PROBLEM STATEMENT. Return all of the data exactly as given.

DATA FOR ANALYSIS.
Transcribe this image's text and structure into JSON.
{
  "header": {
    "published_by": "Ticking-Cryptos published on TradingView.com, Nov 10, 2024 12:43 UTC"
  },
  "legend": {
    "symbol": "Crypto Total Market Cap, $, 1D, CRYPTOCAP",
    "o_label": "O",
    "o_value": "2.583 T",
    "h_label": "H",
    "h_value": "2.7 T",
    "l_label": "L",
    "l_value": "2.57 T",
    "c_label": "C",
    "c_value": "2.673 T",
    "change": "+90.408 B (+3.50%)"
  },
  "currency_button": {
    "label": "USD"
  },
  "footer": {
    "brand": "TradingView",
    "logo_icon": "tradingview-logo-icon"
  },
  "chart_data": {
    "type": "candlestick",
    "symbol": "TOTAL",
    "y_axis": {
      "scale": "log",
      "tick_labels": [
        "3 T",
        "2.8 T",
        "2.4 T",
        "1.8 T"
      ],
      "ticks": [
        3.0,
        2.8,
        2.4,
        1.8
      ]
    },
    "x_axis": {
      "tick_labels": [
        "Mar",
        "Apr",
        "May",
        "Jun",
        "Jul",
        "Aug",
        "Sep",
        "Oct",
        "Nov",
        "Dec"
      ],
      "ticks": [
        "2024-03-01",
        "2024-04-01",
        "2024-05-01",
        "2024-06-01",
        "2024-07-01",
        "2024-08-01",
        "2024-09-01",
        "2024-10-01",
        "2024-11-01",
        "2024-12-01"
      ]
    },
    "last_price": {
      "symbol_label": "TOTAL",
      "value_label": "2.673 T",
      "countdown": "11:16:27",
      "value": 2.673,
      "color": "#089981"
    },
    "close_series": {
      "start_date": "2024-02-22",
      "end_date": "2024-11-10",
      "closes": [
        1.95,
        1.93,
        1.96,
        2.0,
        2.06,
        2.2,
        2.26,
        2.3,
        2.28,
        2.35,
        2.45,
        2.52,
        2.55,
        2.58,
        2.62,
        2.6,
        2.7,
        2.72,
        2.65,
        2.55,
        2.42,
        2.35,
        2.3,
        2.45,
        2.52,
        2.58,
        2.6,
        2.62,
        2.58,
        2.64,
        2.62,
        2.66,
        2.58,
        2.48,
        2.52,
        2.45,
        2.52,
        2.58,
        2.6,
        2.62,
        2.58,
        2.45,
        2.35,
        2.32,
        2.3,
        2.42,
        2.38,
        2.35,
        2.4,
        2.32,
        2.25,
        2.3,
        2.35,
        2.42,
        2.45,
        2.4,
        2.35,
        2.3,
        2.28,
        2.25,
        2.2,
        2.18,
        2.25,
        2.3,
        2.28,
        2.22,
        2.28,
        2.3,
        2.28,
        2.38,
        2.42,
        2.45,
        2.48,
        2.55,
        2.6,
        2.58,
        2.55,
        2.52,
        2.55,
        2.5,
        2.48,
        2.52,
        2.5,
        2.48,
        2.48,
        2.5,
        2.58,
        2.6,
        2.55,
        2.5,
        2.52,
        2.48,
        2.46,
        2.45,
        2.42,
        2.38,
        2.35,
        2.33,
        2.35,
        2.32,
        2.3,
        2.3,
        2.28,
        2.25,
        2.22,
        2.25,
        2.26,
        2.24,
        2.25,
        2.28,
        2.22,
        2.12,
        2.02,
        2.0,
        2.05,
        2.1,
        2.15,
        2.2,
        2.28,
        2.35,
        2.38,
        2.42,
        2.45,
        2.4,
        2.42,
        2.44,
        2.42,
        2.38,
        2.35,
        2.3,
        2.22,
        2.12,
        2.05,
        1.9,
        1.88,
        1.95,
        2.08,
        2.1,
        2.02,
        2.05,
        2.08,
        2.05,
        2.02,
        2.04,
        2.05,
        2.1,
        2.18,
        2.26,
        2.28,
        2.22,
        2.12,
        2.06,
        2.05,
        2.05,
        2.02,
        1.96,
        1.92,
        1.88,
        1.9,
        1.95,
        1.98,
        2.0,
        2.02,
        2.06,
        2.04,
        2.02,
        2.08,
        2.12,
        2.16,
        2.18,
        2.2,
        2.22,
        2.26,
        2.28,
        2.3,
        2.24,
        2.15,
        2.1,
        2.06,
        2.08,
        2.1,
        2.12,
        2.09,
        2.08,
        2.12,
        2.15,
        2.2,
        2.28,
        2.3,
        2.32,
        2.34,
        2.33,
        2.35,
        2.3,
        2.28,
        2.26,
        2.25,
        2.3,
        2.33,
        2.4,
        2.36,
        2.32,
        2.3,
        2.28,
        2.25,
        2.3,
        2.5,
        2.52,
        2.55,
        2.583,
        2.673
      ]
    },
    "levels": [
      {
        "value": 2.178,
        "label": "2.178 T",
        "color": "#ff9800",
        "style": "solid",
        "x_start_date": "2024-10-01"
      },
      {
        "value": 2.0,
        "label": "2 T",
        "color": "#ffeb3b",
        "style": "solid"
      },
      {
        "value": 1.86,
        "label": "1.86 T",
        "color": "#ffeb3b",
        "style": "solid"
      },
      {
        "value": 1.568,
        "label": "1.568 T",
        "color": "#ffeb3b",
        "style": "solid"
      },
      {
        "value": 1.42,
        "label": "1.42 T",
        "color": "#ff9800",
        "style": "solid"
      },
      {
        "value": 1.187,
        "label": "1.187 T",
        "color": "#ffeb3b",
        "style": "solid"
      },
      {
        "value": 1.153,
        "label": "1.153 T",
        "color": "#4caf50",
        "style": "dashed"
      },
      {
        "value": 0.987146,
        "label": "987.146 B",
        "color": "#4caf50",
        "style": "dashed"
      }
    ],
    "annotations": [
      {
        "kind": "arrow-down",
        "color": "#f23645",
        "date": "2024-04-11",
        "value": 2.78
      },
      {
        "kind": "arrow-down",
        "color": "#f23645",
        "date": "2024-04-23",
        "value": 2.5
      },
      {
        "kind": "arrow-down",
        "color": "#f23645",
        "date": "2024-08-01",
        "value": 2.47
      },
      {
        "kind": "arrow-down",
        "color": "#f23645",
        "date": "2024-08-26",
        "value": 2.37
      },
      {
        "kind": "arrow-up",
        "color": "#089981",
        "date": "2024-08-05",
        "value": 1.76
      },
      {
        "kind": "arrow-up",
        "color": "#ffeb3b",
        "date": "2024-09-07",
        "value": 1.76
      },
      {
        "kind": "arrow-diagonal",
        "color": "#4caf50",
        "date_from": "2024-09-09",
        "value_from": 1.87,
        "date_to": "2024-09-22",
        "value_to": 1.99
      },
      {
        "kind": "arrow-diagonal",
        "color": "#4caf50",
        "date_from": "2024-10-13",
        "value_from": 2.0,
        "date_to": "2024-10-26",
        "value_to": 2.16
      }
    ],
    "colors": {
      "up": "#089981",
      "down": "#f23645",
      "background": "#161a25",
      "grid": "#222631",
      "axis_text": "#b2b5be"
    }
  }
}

ANSWER TO THIS EXERCISE.
Transcribe this image's text and structure into JSON.
{
  "header": {
    "published_by": "Ticking-Cryptos published on TradingView.com, Nov 10, 2024 12:43 UTC"
  },
  "legend": {
    "symbol": "Crypto Total Market Cap, $, 1D, CRYPTOCAP",
    "o_label": "O",
    "o_value": "2.583 T",
    "h_label": "H",
    "h_value": "2.7 T",
    "l_label": "L",
    "l_value": "2.57 T",
    "c_label": "C",
    "c_value": "2.673 T",
    "change": "+90.408 B (+3.50%)"
  },
  "currency_button": {
    "label": "USD"
  },
  "footer": {
    "brand": "TradingView",
    "logo_icon": "tradingview-logo-icon"
  },
  "chart_data": {
    "type": "candlestick",
    "symbol": "TOTAL",
    "y_axis": {
      "scale": "log",
      "tick_labels": [
        "3 T",
        "2.8 T",
        "2.4 T",
        "1.8 T"
      ],
      "ticks": [
        3.0,
        2.8,
        2.4,
        1.8
      ]
    },
    "x_axis": {
      "tick_labels": [
        "Mar",
        "Apr",
        "May",
        "Jun",
        "Jul",
        "Aug",
        "Sep",
        "Oct",
        "Nov",
        "Dec"
      ],
      "ticks": [
        "2024-03-01",
        "2024-04-01",
        "2024-05-01",
        "2024-06-01",
        "2024-07-01",
        "2024-08-01",
        "2024-09-01",
        "2024-10-01",
        "2024-11-01",
        "2024-12-01"
      ]
    },
    "last_price": {
      "symbol_label": "TOTAL",
      "value_label": "2.673 T",
      "countdown": "11:16:27",
      "value": 2.673,
      "color": "#089981"
    },
    "close_series": {
      "start_date": "2024-02-22",
      "end_date": "2024-11-10",
      "closes": [
        1.95,
        1.93,
        1.96,
        2.0,
        2.06,
        2.2,
        2.26,
        2.3,
        2.28,
        2.35,
        2.45,
        2.52,
        2.55,
        2.58,
        2.62,
        2.6,
        2.7,
        2.72,
        2.65,
        2.55,
        2.42,
        2.35,
        2.3,
        2.45,
        2.52,
        2.58,
        2.6,
        2.62,
        2.58,
        2.64,
        2.62,
        2.66,
        2.58,
        2.48,
        2.52,
        2.45,
        2.52,
        2.58,
        2.6,
        2.62,
        2.58,
        2.45,
        2.35,
        2.32,
        2.3,
        2.42,
        2.38,
        2.35,
        2.4,
        2.32,
        2.25,
        2.3,
        2.35,
        2.42,
        2.45,
        2.4,
        2.35,
        2.3,
        2.28,
        2.25,
        2.2,
        2.18,
        2.25,
        2.3,
        2.28,
        2.22,
        2.28,
        2.3,
        2.28,
        2.38,
        2.42,
        2.45,
        2.48,
        2.55,
        2.6,
        2.58,
        2.55,
        2.52,
        2.55,
        2.5,
        2.48,
        2.52,
        2.5,
        2.48,
        2.48,
        2.5,
        2.58,
        2.6,
        2.55,
        2.5,
        2.52,
        2.48,
        2.46,
        2.45,
        2.42,
        2.38,
        2.35,
        2.33,
        2.35,
        2.32,
        2.3,
        2.3,
        2.28,
        2.25,
        2.22,
        2.25,
        2.26,
        2.24,
        2.25,
        2.28,
        2.22,
        2.12,
        2.02,
        2.0,
        2.05,
        2.1,
        2.15,
        2.2,
        2.28,
        2.35,
        2.38,
        2.42,
        2.45,
        2.4,
        2.42,
        2.44,
        2.42,
        2.38,
        2.35,
        2.3,
        2.22,
        2.12,
        2.05,
        1.9,
        1.88,
        1.95,
        2.08,
        2.1,
        2.02,
        2.05,
        2.08,
        2.05,
        2.02,
        2.04,
        2.05,
        2.1,
        2.18,
        2.26,
        2.28,
        2.22,
        2.12,
        2.06,
        2.05,
        2.05,
        2.02,
        1.96,
        1.92,
        1.88,
        1.9,
        1.95,
        1.98,
        2.0,
        2.02,
        2.06,
        2.04,
        2.02,
        2.08,
        2.12,
        2.16,
        2.18,
        2.2,
        2.22,
        2.26,
        2.28,
        2.3,
        2.24,
        2.15,
        2.1,
        2.06,
        2.08,
        2.1,
        2.12,
        2.09,
        2.08,
        2.12,
        2.15,
        2.2,
        2.28,
        2.3,
        2.32,
        2.34,
        2.33,
        2.35,
        2.3,
        2.28,
        2.26,
        2.25,
        2.3,
        2.33,
        2.4,
        2.36,
        2.32,
        2.3,
        2.28,
        2.25,
        2.3,
        2.5,
        2.52,
        2.55,
        2.583,
        2.673
      ]
    },
    "levels": [
      {
        "value": 2.178,
        "label": "2.178 T",
        "color": "#ff9800",
        "style": "solid",
        "x_start_date": "2024-10-01"
      },
      {
        "value": 2.0,
        "label": "2 T",
        "color": "#ffeb3b",
        "style": "solid"
      },
      {
        "value": 1.86,
        "label": "1.86 T",
        "color": "#ffeb3b",
        "style": "solid"
      },
      {
        "value": 1.568,
        "label": "1.568 T",
        "color": "#ffeb3b",
        "style": "solid"
      },
      {
        "value": 1.42,
        "label": "1.42 T",
        "color": "#ff9800",
        "style": "solid"
      },
      {
        "value": 1.187,
        "label": "1.187 T",
        "color": "#ffeb3b",
        "style": "solid"
      },
      {
        "value": 1.153,
        "label": "1.153 T",
        "color": "#4caf50",
        "style": "dashed"
      },
      {
        "value": 0.987146,
        "label": "987.146 B",
        "color": "#4caf50",
        "style": "dashed"
      }
    ],
    "annotations": [
      {
        "kind": "arrow-down",
        "color": "#f23645",
        "date": "2024-04-11",
        "value": 2.78
      },
      {
        "kind": "arrow-down",
        "color": "#f23645",
        "date": "2024-04-23",
        "value": 2.5
      },
      {
        "kind": "arrow-down",
        "color": "#f23645",
        "date": "2024-08-01",
        "value": 2.47
      },
      {
        "kind": "arrow-down",
        "color": "#f23645",
        "date": "2024-08-26",
        "value": 2.37
      },
      {
        "kind": "arrow-up",
        "color": "#089981",
        "date": "2024-08-05",
        "value": 1.76
      },
      {
        "kind": "arrow-up",
        "color": "#ffeb3b",
        "date": "2024-09-07",
        "value": 1.76
      },
      {
        "kind": "arrow-diagonal",
        "color": "#4caf50",
        "date_from": "2024-09-09",
        "value_from": 1.87,
        "date_to": "2024-09-22",
        "value_to": 1.99
      },
      {
        "kind": "arrow-diagonal",
        "color": "#4caf50",
        "date_from": "2024-10-13",
        "value_from": 2.0,
        "date_to": "2024-10-26",
        "value_to": 2.16
      }
    ],
    "colors": {
      "up": "#089981",
      "down": "#f23645",
      "background": "#161a25",
      "grid": "#222631",
      "axis_text": "#b2b5be"
    }
  }
}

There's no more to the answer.